(Component data from apps and pages)
******************************

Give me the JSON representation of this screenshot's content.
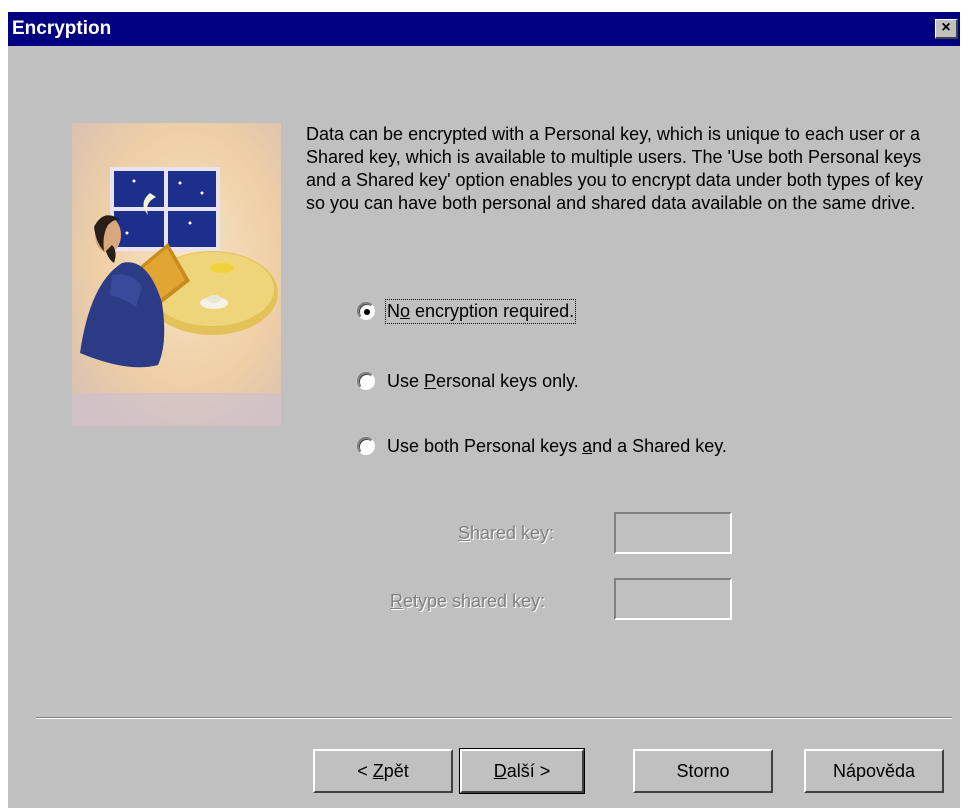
{
  "window": {
    "title": "Encryption",
    "close_glyph": "×"
  },
  "description": "Data can be encrypted with a Personal key, which is unique to each user or a Shared key, which is available to multiple users. The 'Use both Personal keys and a Shared key' option enables you to encrypt data under both types of key so you can have both personal and shared data available on the same drive.",
  "options": [
    {
      "before": "N",
      "mnemonic": "o",
      "after": " encryption required.",
      "selected": true
    },
    {
      "before": "Use ",
      "mnemonic": "P",
      "after": "ersonal keys only.",
      "selected": false
    },
    {
      "before": "Use both Personal keys ",
      "mnemonic": "a",
      "after": "nd a Shared key.",
      "selected": false
    }
  ],
  "fields": {
    "shared_key": {
      "mnemonic": "S",
      "rest": "hared key:",
      "value": ""
    },
    "retype_key": {
      "mnemonic": "R",
      "rest": "etype shared key:",
      "value": ""
    }
  },
  "buttons": {
    "back": {
      "prefix": "< ",
      "mnemonic": "Z",
      "rest": "pět"
    },
    "next": {
      "prefix": "",
      "mnemonic": "D",
      "rest": "alší >"
    },
    "cancel": {
      "label": "Storno"
    },
    "help": {
      "label": "Nápověda"
    }
  },
  "colors": {
    "title_bar": "#000080",
    "dialog_bg": "#c0c0c0",
    "disabled_text": "#808080"
  }
}
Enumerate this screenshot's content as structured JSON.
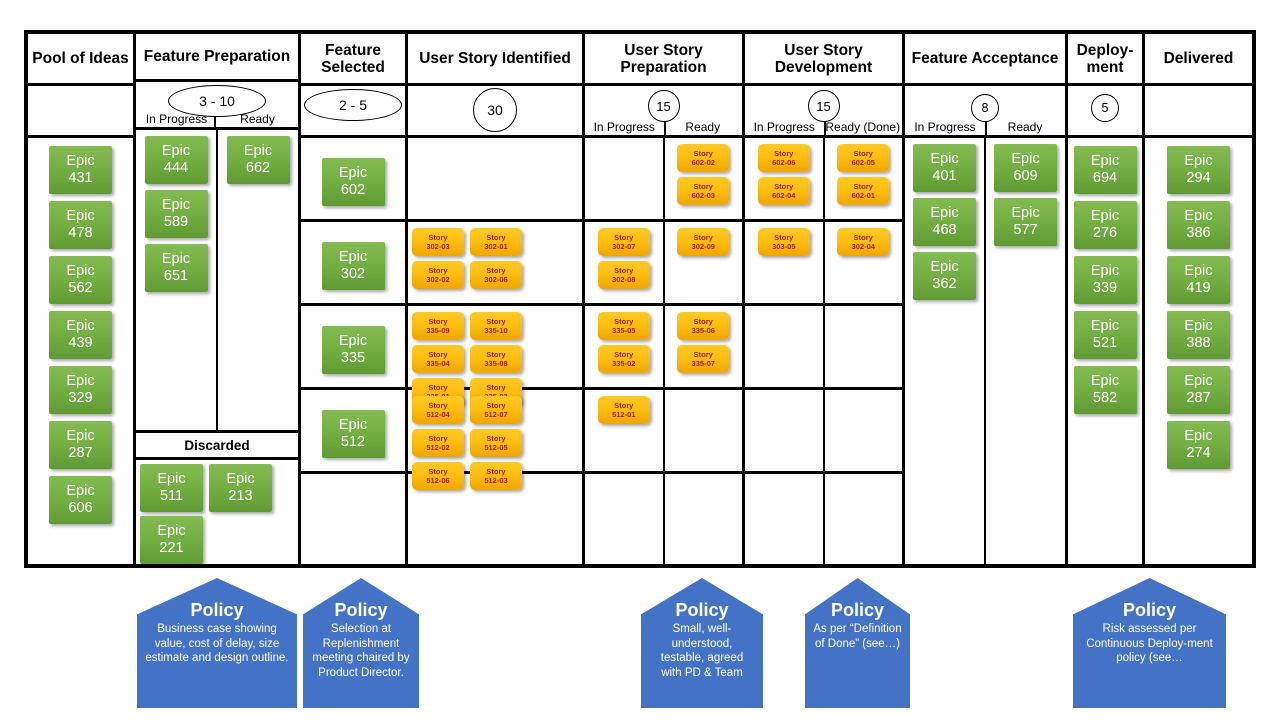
{
  "board": {
    "columns": [
      {
        "id": "pool-of-ideas",
        "title": "Pool of Ideas",
        "wip": null,
        "sub_columns": [],
        "cards": [
          "Epic 431",
          "Epic 478",
          "Epic 562",
          "Epic 439",
          "Epic 329",
          "Epic 287",
          "Epic 606"
        ]
      },
      {
        "id": "feature-preparation",
        "title": "Feature Preparation",
        "wip": "3 - 10",
        "wip_shape": "ellipse",
        "sub_columns": [
          "In Progress",
          "Ready"
        ],
        "in_progress": [
          "Epic 444",
          "Epic 589",
          "Epic 651"
        ],
        "ready": [
          "Epic 662"
        ],
        "discarded_label": "Discarded",
        "discarded": [
          "Epic 511",
          "Epic 213",
          "Epic 221"
        ]
      },
      {
        "id": "feature-selected",
        "title": "Feature Selected",
        "wip": "2 - 5",
        "wip_shape": "ellipse",
        "sub_columns": []
      },
      {
        "id": "user-story-identified",
        "title": "User Story Identified",
        "wip": "30",
        "wip_shape": "circle",
        "sub_columns": []
      },
      {
        "id": "user-story-preparation",
        "title": "User Story Preparation",
        "wip": "15",
        "wip_shape": "circle-md",
        "sub_columns": [
          "In Progress",
          "Ready"
        ]
      },
      {
        "id": "user-story-development",
        "title": "User Story Development",
        "wip": "15",
        "wip_shape": "circle-md",
        "sub_columns": [
          "In Progress",
          "Ready (Done)"
        ]
      },
      {
        "id": "feature-acceptance",
        "title": "Feature Acceptance",
        "wip": "8",
        "wip_shape": "circle-sm",
        "sub_columns": [
          "In Progress",
          "Ready"
        ],
        "in_progress": [
          "Epic 401",
          "Epic 468",
          "Epic 362"
        ],
        "ready": [
          "Epic 609",
          "Epic 577"
        ]
      },
      {
        "id": "deployment",
        "title": "Deploy- ment",
        "title_line1": "Deploy-",
        "title_line2": "ment",
        "wip": "5",
        "wip_shape": "circle-sm",
        "sub_columns": [],
        "cards": [
          "Epic 694",
          "Epic 276",
          "Epic 339",
          "Epic 521",
          "Epic 582"
        ]
      },
      {
        "id": "delivered",
        "title": "Delivered",
        "wip": null,
        "sub_columns": [],
        "cards": [
          "Epic 294",
          "Epic 386",
          "Epic 419",
          "Epic 388",
          "Epic 287",
          "Epic 274"
        ]
      }
    ],
    "swimlanes": [
      {
        "epic": "Epic 602",
        "identified": [],
        "prep_in_progress": [],
        "prep_ready": [
          "Story 602-02",
          "Story 602-03"
        ],
        "dev_in_progress": [
          "Story 602-06",
          "Story 602-04"
        ],
        "dev_ready": [
          "Story 602-05",
          "Story 602-01"
        ]
      },
      {
        "epic": "Epic 302",
        "identified": [
          "Story 302-03",
          "Story 302-01",
          "Story 302-02",
          "Story 302-06"
        ],
        "prep_in_progress": [
          "Story 302-07",
          "Story 302-08"
        ],
        "prep_ready": [
          "Story 302-09"
        ],
        "dev_in_progress": [
          "Story 303-05"
        ],
        "dev_ready": [
          "Story 302-04"
        ]
      },
      {
        "epic": "Epic 335",
        "identified": [
          "Story 335-09",
          "Story 335-10",
          "Story 335-04",
          "Story 335-08",
          "Story 335-01",
          "Story 335-03"
        ],
        "prep_in_progress": [
          "Story 335-05",
          "Story 335-02"
        ],
        "prep_ready": [
          "Story 335-06",
          "Story 335-07"
        ],
        "dev_in_progress": [],
        "dev_ready": []
      },
      {
        "epic": "Epic 512",
        "identified": [
          "Story 512-04",
          "Story 512-07",
          "Story 512-02",
          "Story 512-05",
          "Story 512-06",
          "Story 512-03"
        ],
        "prep_in_progress": [
          "Story 512-01"
        ],
        "prep_ready": [],
        "dev_in_progress": [],
        "dev_ready": []
      },
      {
        "epic": "",
        "identified": [],
        "prep_in_progress": [],
        "prep_ready": [],
        "dev_in_progress": [],
        "dev_ready": []
      }
    ]
  },
  "policies": [
    {
      "id": "policy-feature-preparation",
      "title": "Policy",
      "text": "Business case showing value, cost of delay, size estimate and design outline."
    },
    {
      "id": "policy-feature-selected",
      "title": "Policy",
      "text": "Selection at Replenishment meeting chaired by Product Director."
    },
    {
      "id": "policy-user-story-preparation",
      "title": "Policy",
      "text": "Small, well-understood, testable, agreed with PD & Team"
    },
    {
      "id": "policy-user-story-development",
      "title": "Policy",
      "text": "As per “Definition of Done” (see…)"
    },
    {
      "id": "policy-deployment",
      "title": "Policy",
      "text": "Risk assessed per Continuous Deploy-ment policy (see…"
    }
  ],
  "colors": {
    "epic_card": "#74b043",
    "story_card": "#ffbf11",
    "story_text": "#a32020",
    "policy": "#4472c4",
    "border": "#000000"
  }
}
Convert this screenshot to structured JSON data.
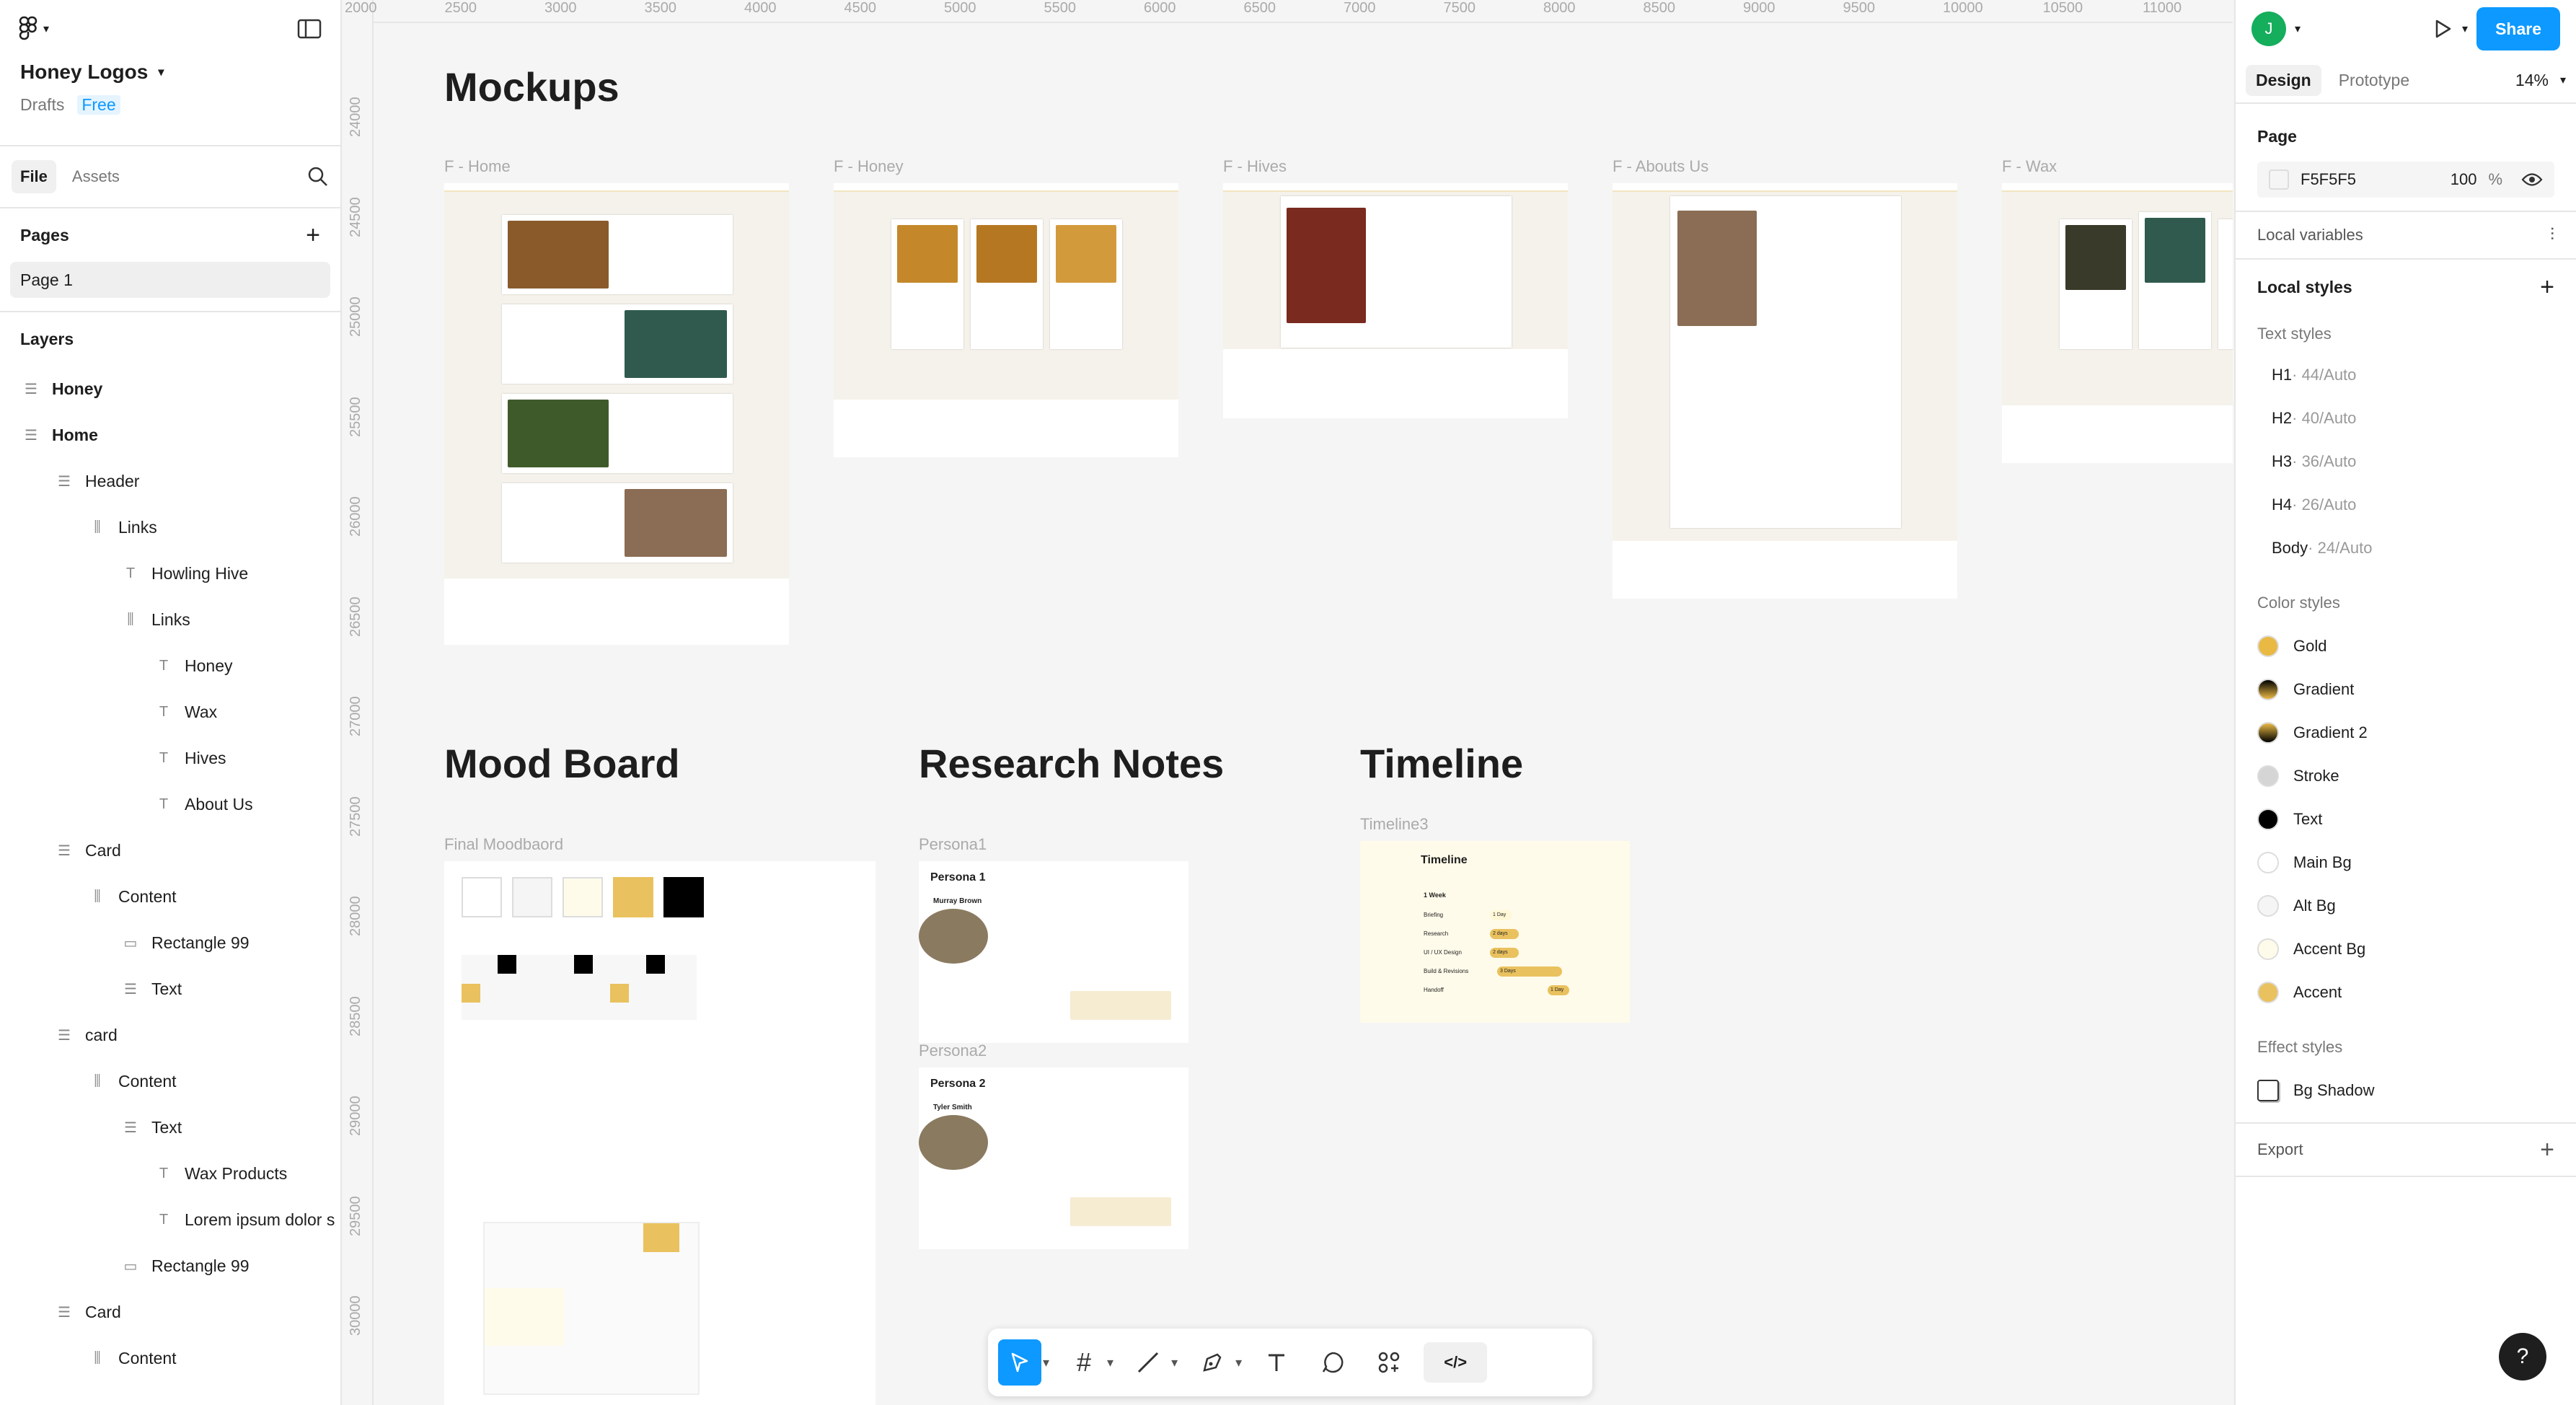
{
  "project": {
    "name": "Honey Logos",
    "location": "Drafts",
    "plan": "Free"
  },
  "left_tabs": [
    "File",
    "Assets"
  ],
  "pages": {
    "heading": "Pages",
    "items": [
      "Page 1"
    ]
  },
  "layers": {
    "heading": "Layers",
    "items": [
      {
        "label": "Honey",
        "icon": "frame",
        "indent": 0
      },
      {
        "label": "Home",
        "icon": "frame",
        "indent": 0
      },
      {
        "label": "Header",
        "icon": "frame",
        "indent": 1
      },
      {
        "label": "Links",
        "icon": "autolayout",
        "indent": 2
      },
      {
        "label": "Howling Hive",
        "icon": "text",
        "indent": 3
      },
      {
        "label": "Links",
        "icon": "autolayout",
        "indent": 3
      },
      {
        "label": "Honey",
        "icon": "text",
        "indent": 4
      },
      {
        "label": "Wax",
        "icon": "text",
        "indent": 4
      },
      {
        "label": "Hives",
        "icon": "text",
        "indent": 4
      },
      {
        "label": "About Us",
        "icon": "text",
        "indent": 4
      },
      {
        "label": "Card",
        "icon": "frame",
        "indent": 1
      },
      {
        "label": "Content",
        "icon": "autolayout",
        "indent": 2
      },
      {
        "label": "Rectangle 99",
        "icon": "rect",
        "indent": 3
      },
      {
        "label": "Text",
        "icon": "frame",
        "indent": 3
      },
      {
        "label": "card",
        "icon": "frame",
        "indent": 1
      },
      {
        "label": "Content",
        "icon": "autolayout",
        "indent": 2
      },
      {
        "label": "Text",
        "icon": "frame",
        "indent": 3
      },
      {
        "label": "Wax Products",
        "icon": "text",
        "indent": 4
      },
      {
        "label": "Lorem ipsum dolor s",
        "icon": "text",
        "indent": 4
      },
      {
        "label": "Rectangle 99",
        "icon": "rect",
        "indent": 3
      },
      {
        "label": "Card",
        "icon": "frame",
        "indent": 1
      },
      {
        "label": "Content",
        "icon": "autolayout",
        "indent": 2
      }
    ]
  },
  "ruler": {
    "x_ticks": [
      "2000",
      "2500",
      "3000",
      "3500",
      "4000",
      "4500",
      "5000",
      "5500",
      "6000",
      "6500",
      "7000",
      "7500",
      "8000",
      "8500",
      "9000",
      "9500",
      "10000",
      "10500",
      "11000"
    ],
    "y_ticks": [
      "24000",
      "24500",
      "25000",
      "25500",
      "26000",
      "26500",
      "27000",
      "27500",
      "28000",
      "28500",
      "29000",
      "29500",
      "30000"
    ]
  },
  "canvas": {
    "mockups_title": "Mockups",
    "frames": [
      "F - Home",
      "F - Honey",
      "F - Hives",
      "F - Abouts Us",
      "F - Wax"
    ],
    "mood_title": "Mood Board",
    "mood_frame": "Final Moodbaord",
    "research_title": "Research Notes",
    "persona1_label": "Persona1",
    "persona2_label": "Persona2",
    "persona1": {
      "title": "Persona 1",
      "name": "Murray Brown"
    },
    "persona2": {
      "title": "Persona 2",
      "name": "Tyler Smith"
    },
    "timeline_title": "Timeline",
    "timeline_frame": "Timeline3",
    "timeline": {
      "heading": "Timeline",
      "week": "1 Week",
      "rows": [
        {
          "task": "Briefing",
          "dur": "1 Day"
        },
        {
          "task": "Research",
          "dur": "2 days"
        },
        {
          "task": "UI / UX Design",
          "dur": "2 days"
        },
        {
          "task": "Build & Revisions",
          "dur": "3 Days"
        },
        {
          "task": "Handoff",
          "dur": "1 Day"
        }
      ]
    }
  },
  "right": {
    "avatar_initial": "J",
    "share": "Share",
    "tabs": [
      "Design",
      "Prototype"
    ],
    "zoom": "14%",
    "page_heading": "Page",
    "page_color": "F5F5F5",
    "page_opacity": "100",
    "page_opacity_unit": "%",
    "local_variables": "Local variables",
    "local_styles": "Local styles",
    "text_styles_heading": "Text styles",
    "text_styles": [
      {
        "name": "H1",
        "meta": " · 44/Auto"
      },
      {
        "name": "H2",
        "meta": " · 40/Auto"
      },
      {
        "name": "H3",
        "meta": " · 36/Auto"
      },
      {
        "name": "H4",
        "meta": " · 26/Auto"
      },
      {
        "name": "Body",
        "meta": " · 24/Auto"
      }
    ],
    "color_styles_heading": "Color styles",
    "color_styles": [
      {
        "name": "Gold",
        "color": "#e9b944"
      },
      {
        "name": "Gradient",
        "color": "linear-gradient(#000,#e9b944)"
      },
      {
        "name": "Gradient 2",
        "color": "linear-gradient(#e9b944,#000)"
      },
      {
        "name": "Stroke",
        "color": "#d5d5d5"
      },
      {
        "name": "Text",
        "color": "#000000"
      },
      {
        "name": "Main Bg",
        "color": "#ffffff"
      },
      {
        "name": "Alt Bg",
        "color": "#f5f5f5"
      },
      {
        "name": "Accent Bg",
        "color": "#fffbea"
      },
      {
        "name": "Accent",
        "color": "#e9c15e"
      }
    ],
    "effect_styles_heading": "Effect styles",
    "effect_styles": [
      "Bg Shadow"
    ],
    "export": "Export"
  },
  "help": "?"
}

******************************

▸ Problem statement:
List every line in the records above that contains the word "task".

▸ Exercise solution:
          "task": "Briefing",
          "task": "Research",
          "task": "UI / UX Design",
          "task": "Build & Revisions",
          "task": "Handoff",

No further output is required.